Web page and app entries

== == ==

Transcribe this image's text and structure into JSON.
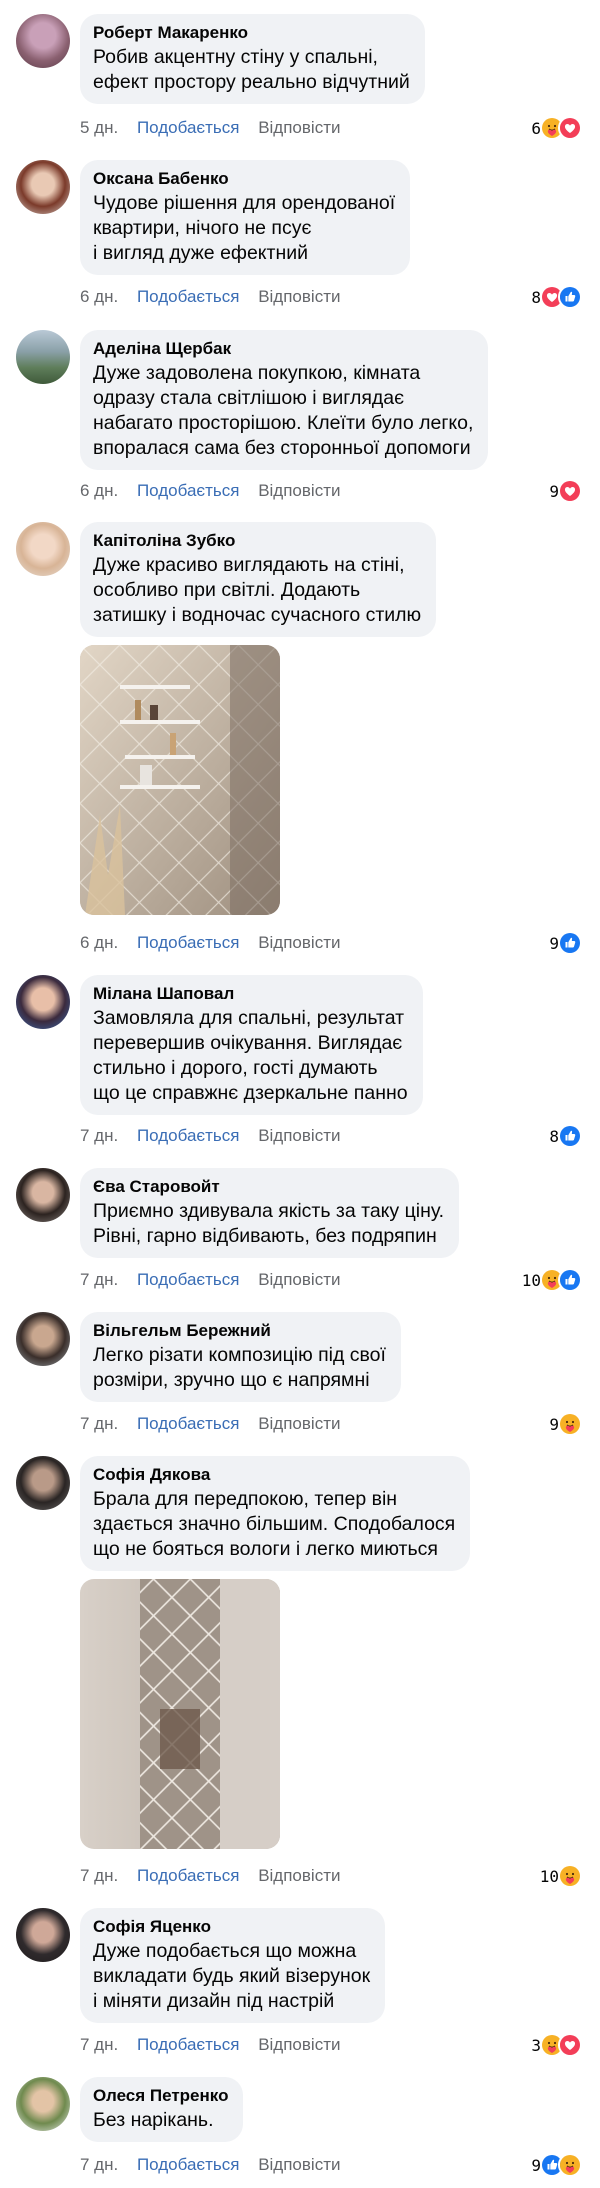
{
  "colors": {
    "bubble": "#f0f2f5",
    "like_link": "#3a6db5",
    "meta_gray": "#65676b",
    "like_icon": "#1877f2",
    "love_icon": "#f33e58",
    "care_icon": "#f7b125"
  },
  "labels": {
    "like": "Подобається",
    "reply": "Відповісти"
  },
  "comments": [
    {
      "author": "Роберт Макаренко",
      "text": "Робив акцентну стіну у спальні,\nефект простору реально відчутний",
      "time": "5 дн.",
      "count": "6",
      "reactions": [
        "care-icon",
        "love-icon"
      ]
    },
    {
      "author": "Оксана Бабенко",
      "text": "Чудове рішення для орендованої\nквартири, нічого не псує\nі вигляд дуже ефектний",
      "time": "6 дн.",
      "count": "8",
      "reactions": [
        "love-icon",
        "like-icon"
      ]
    },
    {
      "author": "Аделіна Щербак",
      "text": "Дуже задоволена покупкою, кімната\nодразу стала світлішою і виглядає\nнабагато просторішою. Клеїти було легко,\nвпоралася сама без сторонньої допомоги",
      "time": "6 дн.",
      "count": "9",
      "reactions": [
        "love-icon"
      ]
    },
    {
      "author": "Капітоліна Зубко",
      "text": "Дуже красиво виглядають на стіні,\nособливо при світлі. Додають\nзатишку і водночас сучасного стилю",
      "time": "6 дн.",
      "count": "9",
      "reactions": [
        "like-icon"
      ],
      "photo": "shelves"
    },
    {
      "author": "Мілана Шаповал",
      "text": "Замовляла для спальні, результат\nперевершив очікування. Виглядає\nстильно і дорого, гості думають\nщо це справжнє дзеркальне панно",
      "time": "7 дн.",
      "count": "8",
      "reactions": [
        "like-icon"
      ]
    },
    {
      "author": "Єва Старовойт",
      "text": "Приємно здивувала якість за таку ціну.\nРівні, гарно відбивають, без подряпин",
      "time": "7 дн.",
      "count": "10",
      "reactions": [
        "care-icon",
        "like-icon"
      ]
    },
    {
      "author": "Вільгельм Бережний",
      "text": "Легко різати композицію під свої\nрозміри, зручно що є напрямні",
      "time": "7 дн.",
      "count": "9",
      "reactions": [
        "care-icon"
      ]
    },
    {
      "author": "Софія Дякова",
      "text": "Брала для передпокою, тепер він\nздається значно більшим. Сподобалося\nщо не бояться вологи і легко миються",
      "time": "7 дн.",
      "count": "10",
      "reactions": [
        "care-icon"
      ],
      "photo": "mirror"
    },
    {
      "author": "Софія Яценко",
      "text": "Дуже подобається що можна\nвикладати будь який візерунок\nі міняти дизайн під настрій",
      "time": "7 дн.",
      "count": "3",
      "reactions": [
        "care-icon",
        "love-icon"
      ]
    },
    {
      "author": "Олеся Петренко",
      "text": "Без нарікань.",
      "time": "7 дн.",
      "count": "9",
      "reactions": [
        "like-icon",
        "care-icon"
      ]
    }
  ]
}
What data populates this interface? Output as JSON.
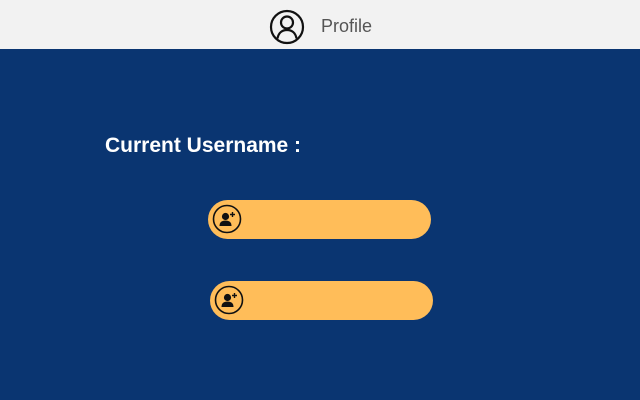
{
  "header": {
    "icon": "profile-circle-icon",
    "title": "Profile"
  },
  "main": {
    "username_label": "Current Username :",
    "buttons": [
      {
        "icon": "add-user-icon",
        "label": ""
      },
      {
        "icon": "add-user-icon",
        "label": ""
      }
    ]
  },
  "colors": {
    "header_bg": "#f2f2f2",
    "main_bg": "#0a3571",
    "button_bg": "#ffbd59",
    "heading_text": "#ffffff"
  }
}
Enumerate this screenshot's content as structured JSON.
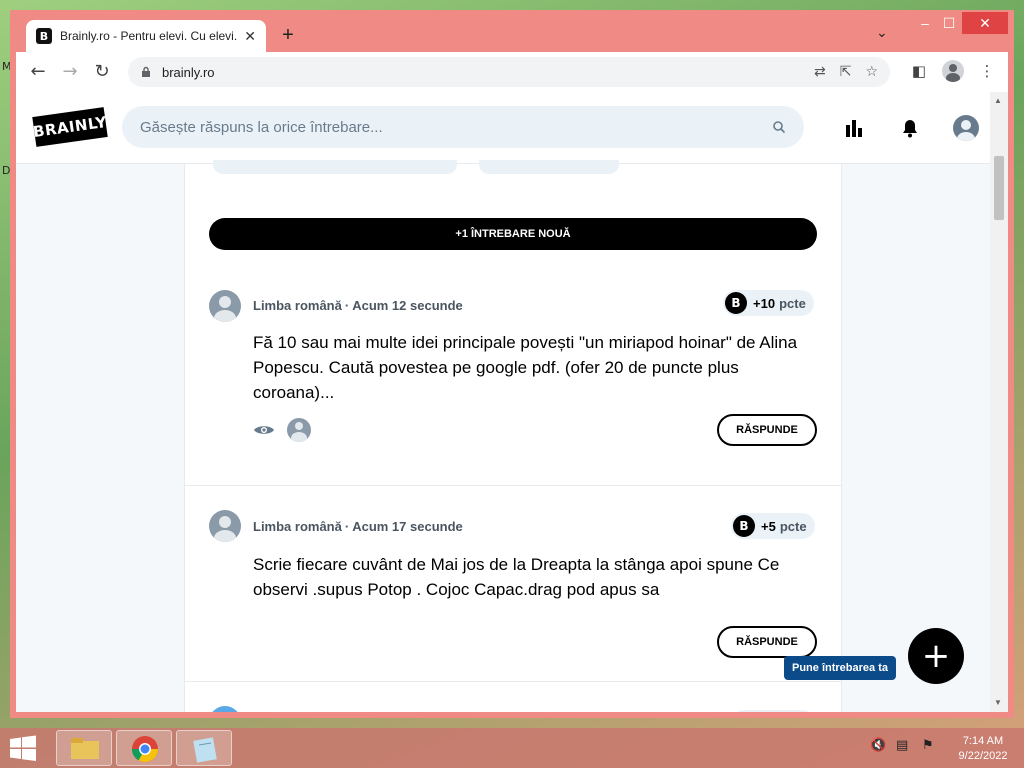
{
  "browser": {
    "tab_title": "Brainly.ro - Pentru elevi. Cu elevi.",
    "tab_favicon": "B",
    "url": "brainly.ro"
  },
  "header": {
    "logo_text": "BRAINLY",
    "search_placeholder": "Găsește răspuns la orice întrebare..."
  },
  "feed": {
    "new_question_label": "+1 ÎNTREBARE NOUĂ",
    "questions": [
      {
        "subject": "Limba română",
        "time": "Acum 12 secunde",
        "points": "+10",
        "points_unit": "pcte",
        "text": "Fă 10 sau mai multe idei principale povești \"un miriapod hoinar\" de Alina Popescu. Caută povestea pe google pdf. (ofer 20 de puncte plus coroana)...",
        "answer_label": "RĂSPUNDE"
      },
      {
        "subject": "Limba română",
        "time": "Acum 17 secunde",
        "points": "+5",
        "points_unit": "pcte",
        "text": "Scrie fiecare cuvânt de Mai jos de la Dreapta la stânga apoi spune Ce observi .supus Potop . Cojoc Capac.drag pod apus sa",
        "answer_label": "RĂSPUNDE"
      }
    ]
  },
  "fab": {
    "label": "Pune întrebarea ta",
    "icon": "+"
  },
  "taskbar": {
    "time": "7:14 AM",
    "date": "9/22/2022"
  },
  "desktop": {
    "letters": [
      "M",
      "D"
    ]
  }
}
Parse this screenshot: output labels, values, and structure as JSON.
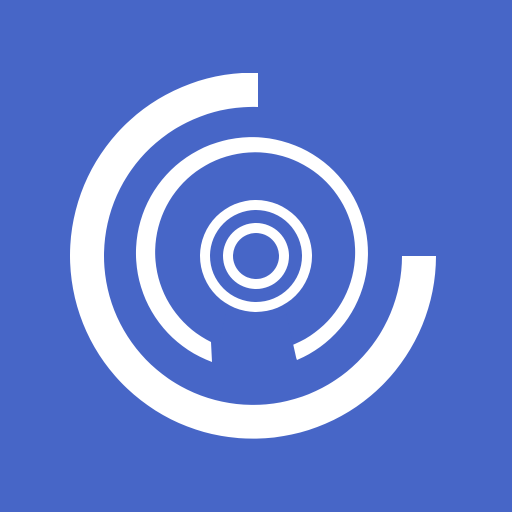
{
  "app_icon": {
    "icon_name": "concentric-rings-signal-icon",
    "colors": {
      "background": "#4766C7",
      "foreground": "#FFFFFF"
    }
  }
}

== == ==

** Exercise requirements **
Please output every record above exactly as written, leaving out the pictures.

** Response to the task **
Transcribe this image's text and structure into JSON.
{
  "colors": {
    "bubble": "#f0f2f5",
    "like_link": "#3a6db5",
    "meta_gray": "#65676b",
    "like_icon": "#1877f2",
    "love_icon": "#f33e58",
    "care_icon": "#f7b125"
  },
  "labels": {
    "like": "Подобається",
    "reply": "Відповісти"
  },
  "comments": [
    {
      "author": "Роберт Макаренко",
      "text": "Робив акцентну стіну у спальні,\nефект простору реально відчутний",
      "time": "5 дн.",
      "count": "6",
      "reactions": [
        "care-icon",
        "love-icon"
      ]
    },
    {
      "author": "Оксана Бабенко",
      "text": "Чудове рішення для орендованої\nквартири, нічого не псує\nі вигляд дуже ефектний",
      "time": "6 дн.",
      "count": "8",
      "reactions": [
        "love-icon",
        "like-icon"
      ]
    },
    {
      "author": "Аделіна Щербак",
      "text": "Дуже задоволена покупкою, кімната\nодразу стала світлішою і виглядає\nнабагато просторішою. Клеїти було легко,\nвпоралася сама без сторонньої допомоги",
      "time": "6 дн.",
      "count": "9",
      "reactions": [
        "love-icon"
      ]
    },
    {
      "author": "Капітоліна Зубко",
      "text": "Дуже красиво виглядають на стіні,\nособливо при світлі. Додають\nзатишку і водночас сучасного стилю",
      "time": "6 дн.",
      "count": "9",
      "reactions": [
        "like-icon"
      ],
      "photo": "shelves"
    },
    {
      "author": "Мілана Шаповал",
      "text": "Замовляла для спальні, результат\nперевершив очікування. Виглядає\nстильно і дорого, гості думають\nщо це справжнє дзеркальне панно",
      "time": "7 дн.",
      "count": "8",
      "reactions": [
        "like-icon"
      ]
    },
    {
      "author": "Єва Старовойт",
      "text": "Приємно здивувала якість за таку ціну.\nРівні, гарно відбивають, без подряпин",
      "time": "7 дн.",
      "count": "10",
      "reactions": [
        "care-icon",
        "like-icon"
      ]
    },
    {
      "author": "Вільгельм Бережний",
      "text": "Легко різати композицію під свої\nрозміри, зручно що є напрямні",
      "time": "7 дн.",
      "count": "9",
      "reactions": [
        "care-icon"
      ]
    },
    {
      "author": "Софія Дякова",
      "text": "Брала для передпокою, тепер він\nздається значно більшим. Сподобалося\nщо не бояться вологи і легко миються",
      "time": "7 дн.",
      "count": "10",
      "reactions": [
        "care-icon"
      ],
      "photo": "mirror"
    },
    {
      "author": "Софія Яценко",
      "text": "Дуже подобається що можна\nвикладати будь який візерунок\nі міняти дизайн під настрій",
      "time": "7 дн.",
      "count": "3",
      "reactions": [
        "care-icon",
        "love-icon"
      ]
    },
    {
      "author": "Олеся Петренко",
      "text": "Без нарікань.",
      "time": "7 дн.",
      "count": "9",
      "reactions": [
        "like-icon",
        "care-icon"
      ]
    }
  ]
}
What data populates this interface? Output as JSON.
{
  "header": {
    "icon": "profile-circle-icon",
    "title": "Profile"
  },
  "main": {
    "username_label": "Current Username :",
    "buttons": [
      {
        "icon": "add-user-icon",
        "label": ""
      },
      {
        "icon": "add-user-icon",
        "label": ""
      }
    ]
  },
  "colors": {
    "header_bg": "#f2f2f2",
    "main_bg": "#0a3571",
    "button_bg": "#ffbd59",
    "heading_text": "#ffffff"
  }
}
Enumerate this screenshot's content as structured JSON.
{
  "browser": {
    "tab_title": "Brainly.ro - Pentru elevi. Cu elevi.",
    "tab_favicon": "B",
    "url": "brainly.ro"
  },
  "header": {
    "logo_text": "BRAINLY",
    "search_placeholder": "Găsește răspuns la orice întrebare..."
  },
  "feed": {
    "new_question_label": "+1 ÎNTREBARE NOUĂ",
    "questions": [
      {
        "subject": "Limba română",
        "time": "Acum 12 secunde",
        "points": "+10",
        "points_unit": "pcte",
        "text": "Fă 10 sau mai multe idei principale povești \"un miriapod hoinar\" de Alina Popescu. Caută povestea pe google pdf. (ofer 20 de puncte plus coroana)...",
        "answer_label": "RĂSPUNDE"
      },
      {
        "subject": "Limba română",
        "time": "Acum 17 secunde",
        "points": "+5",
        "points_unit": "pcte",
        "text": "Scrie fiecare cuvânt de Mai jos de la Dreapta la stânga apoi spune Ce observi .supus Potop . Cojoc Capac.drag pod apus sa",
        "answer_label": "RĂSPUNDE"
      }
    ]
  },
  "fab": {
    "label": "Pune întrebarea ta",
    "icon": "+"
  },
  "taskbar": {
    "time": "7:14 AM",
    "date": "9/22/2022"
  },
  "desktop": {
    "letters": [
      "M",
      "D"
    ]
  }
}
Parse this screenshot: output labels, values, and structure as JSON.
{
  "app_icon": {
    "icon_name": "concentric-rings-signal-icon",
    "colors": {
      "background": "#4766C7",
      "foreground": "#FFFFFF"
    }
  }
}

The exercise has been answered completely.